The opposition in Georgia continues to rally against the government of current President Mikheil Saakashvili for the fifth consecutive day. Thousands of Georgians have gathered in front of the Parliament in the capital of Tbilisi to demand Saakashvili’s resignation over his mishandling of the political and economic situation in Georgia. The numbers of protesters on the streets is dwindling however, arousing opposition’s concerns over the outcome of the protests.
The demonstrators gathered outside the parliament in Tbilisi, before marching on to the presidential palace, where they plan to hold an ongoing protest.
Correspondents say turnout is falling and the opposition seems increasingly unsure of how to continue its campaign.
Mr Saakashvili says Russian oligarchs are financing the Georgian opposition.
The opposition accuses him of mishandling last year's conflict with Russia over the breakaway region of South Ossetia, and of being increasingly autocratic.
After a brief pause on Sunday, more than 20,000 opposition supporters returned to the Georgian parliament building for a fifth day, chanting "Misha, Go!".
The BBC's Tom Esslemont in Tbilisi says the protesters' message has not changed - they still want Mr Saakashvili to resign - but with a diminishing turnout, the opposition seems increasingly unsure as to how to convince him or the rest of the country of its cause.
Critics accuse Saakashvili of monopolizing power and exerting pressure on the judiciary and media since coming to power on the back of the 2003 Rose Revolution promising to consolidate Georgian democracy.
Last year's war, when Russia crushed a Georgian assault on breakaway South Ossetia, has emboldened opponents who say the 41-year-old leader has made too many mistakes to remain in power until 2013.
But analysts question whether the opposition can remain united or muster the numbers over a sustained period to force him out.

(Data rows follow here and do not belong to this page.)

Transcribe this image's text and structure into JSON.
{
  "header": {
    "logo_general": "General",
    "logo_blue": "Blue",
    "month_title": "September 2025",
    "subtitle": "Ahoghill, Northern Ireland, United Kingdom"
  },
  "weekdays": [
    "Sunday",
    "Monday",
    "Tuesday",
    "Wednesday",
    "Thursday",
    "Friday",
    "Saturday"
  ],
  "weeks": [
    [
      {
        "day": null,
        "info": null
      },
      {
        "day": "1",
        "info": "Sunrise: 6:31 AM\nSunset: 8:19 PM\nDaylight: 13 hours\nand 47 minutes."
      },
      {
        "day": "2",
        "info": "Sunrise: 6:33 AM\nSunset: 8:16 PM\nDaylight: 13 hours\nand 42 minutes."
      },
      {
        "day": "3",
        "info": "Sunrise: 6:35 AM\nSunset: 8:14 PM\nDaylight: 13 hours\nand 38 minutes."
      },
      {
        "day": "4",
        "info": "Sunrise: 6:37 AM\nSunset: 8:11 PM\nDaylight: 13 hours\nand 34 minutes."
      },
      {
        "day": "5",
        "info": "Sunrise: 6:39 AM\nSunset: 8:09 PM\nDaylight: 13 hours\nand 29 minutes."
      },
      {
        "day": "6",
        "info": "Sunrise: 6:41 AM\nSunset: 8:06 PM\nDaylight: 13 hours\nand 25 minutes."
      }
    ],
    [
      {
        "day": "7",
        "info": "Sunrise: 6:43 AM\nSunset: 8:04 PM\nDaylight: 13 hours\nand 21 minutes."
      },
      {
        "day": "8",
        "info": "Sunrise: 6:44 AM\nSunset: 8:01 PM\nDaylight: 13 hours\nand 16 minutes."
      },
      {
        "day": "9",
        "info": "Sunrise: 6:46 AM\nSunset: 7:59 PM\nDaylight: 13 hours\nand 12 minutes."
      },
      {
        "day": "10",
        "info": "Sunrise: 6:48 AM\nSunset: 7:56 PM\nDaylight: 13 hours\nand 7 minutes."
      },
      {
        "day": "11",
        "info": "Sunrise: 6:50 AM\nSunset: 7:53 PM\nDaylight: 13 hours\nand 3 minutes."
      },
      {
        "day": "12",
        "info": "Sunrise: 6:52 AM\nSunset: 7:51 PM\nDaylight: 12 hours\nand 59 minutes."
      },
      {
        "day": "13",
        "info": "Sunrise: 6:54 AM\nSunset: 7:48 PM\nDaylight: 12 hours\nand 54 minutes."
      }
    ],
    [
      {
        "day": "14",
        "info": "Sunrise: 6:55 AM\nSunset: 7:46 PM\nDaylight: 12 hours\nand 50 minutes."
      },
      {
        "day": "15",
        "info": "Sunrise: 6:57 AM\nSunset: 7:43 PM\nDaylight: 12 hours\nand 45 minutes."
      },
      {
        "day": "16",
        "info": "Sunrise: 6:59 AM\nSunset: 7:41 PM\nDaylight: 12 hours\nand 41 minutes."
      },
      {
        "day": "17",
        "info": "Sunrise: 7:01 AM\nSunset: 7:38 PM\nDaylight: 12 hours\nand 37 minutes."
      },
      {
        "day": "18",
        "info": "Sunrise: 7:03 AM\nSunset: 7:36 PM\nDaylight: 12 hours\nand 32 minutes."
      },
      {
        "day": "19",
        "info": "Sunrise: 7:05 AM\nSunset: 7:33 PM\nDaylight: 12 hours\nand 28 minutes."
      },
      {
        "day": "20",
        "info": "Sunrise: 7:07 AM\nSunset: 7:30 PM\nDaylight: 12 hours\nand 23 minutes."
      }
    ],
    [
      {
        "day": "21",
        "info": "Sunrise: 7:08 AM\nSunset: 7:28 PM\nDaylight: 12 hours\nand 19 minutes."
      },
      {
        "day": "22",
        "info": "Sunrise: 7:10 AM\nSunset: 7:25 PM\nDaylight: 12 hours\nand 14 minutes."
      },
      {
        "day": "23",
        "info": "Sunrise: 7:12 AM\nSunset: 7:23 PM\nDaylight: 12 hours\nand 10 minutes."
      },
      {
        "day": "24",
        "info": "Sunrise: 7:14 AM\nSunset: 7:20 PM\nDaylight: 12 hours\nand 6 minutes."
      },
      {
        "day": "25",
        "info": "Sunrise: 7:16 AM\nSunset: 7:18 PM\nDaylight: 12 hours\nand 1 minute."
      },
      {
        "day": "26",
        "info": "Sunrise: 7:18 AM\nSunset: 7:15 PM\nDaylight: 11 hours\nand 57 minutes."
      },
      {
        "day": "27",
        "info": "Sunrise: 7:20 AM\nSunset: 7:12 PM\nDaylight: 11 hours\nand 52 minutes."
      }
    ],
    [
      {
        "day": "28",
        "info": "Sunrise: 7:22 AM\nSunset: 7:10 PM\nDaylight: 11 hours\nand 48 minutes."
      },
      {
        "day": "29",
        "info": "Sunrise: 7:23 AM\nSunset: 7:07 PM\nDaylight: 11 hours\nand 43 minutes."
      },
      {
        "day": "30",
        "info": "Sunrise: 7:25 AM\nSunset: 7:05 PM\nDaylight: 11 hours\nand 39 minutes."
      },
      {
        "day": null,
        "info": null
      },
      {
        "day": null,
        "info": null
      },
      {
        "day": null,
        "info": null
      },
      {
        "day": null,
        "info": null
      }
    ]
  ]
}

Despite the defection of some senior allies and repeated cabinet reshuffles since the war, Saakashvili's position appears to remain strong.
The number of protesters dropped significantly from some 60,000 on Thursday to fewer than 4,000 over the weekend, but rose again on Monday as the opposition vowed a new wave of demonstrations.
Opposition leaders have sought to ratchet up pressure on Saakashvili through a campaign of "civil disobedience," including daily marches to the office of the president and state broadcaster that have paralysed traffic in the centre of the capital.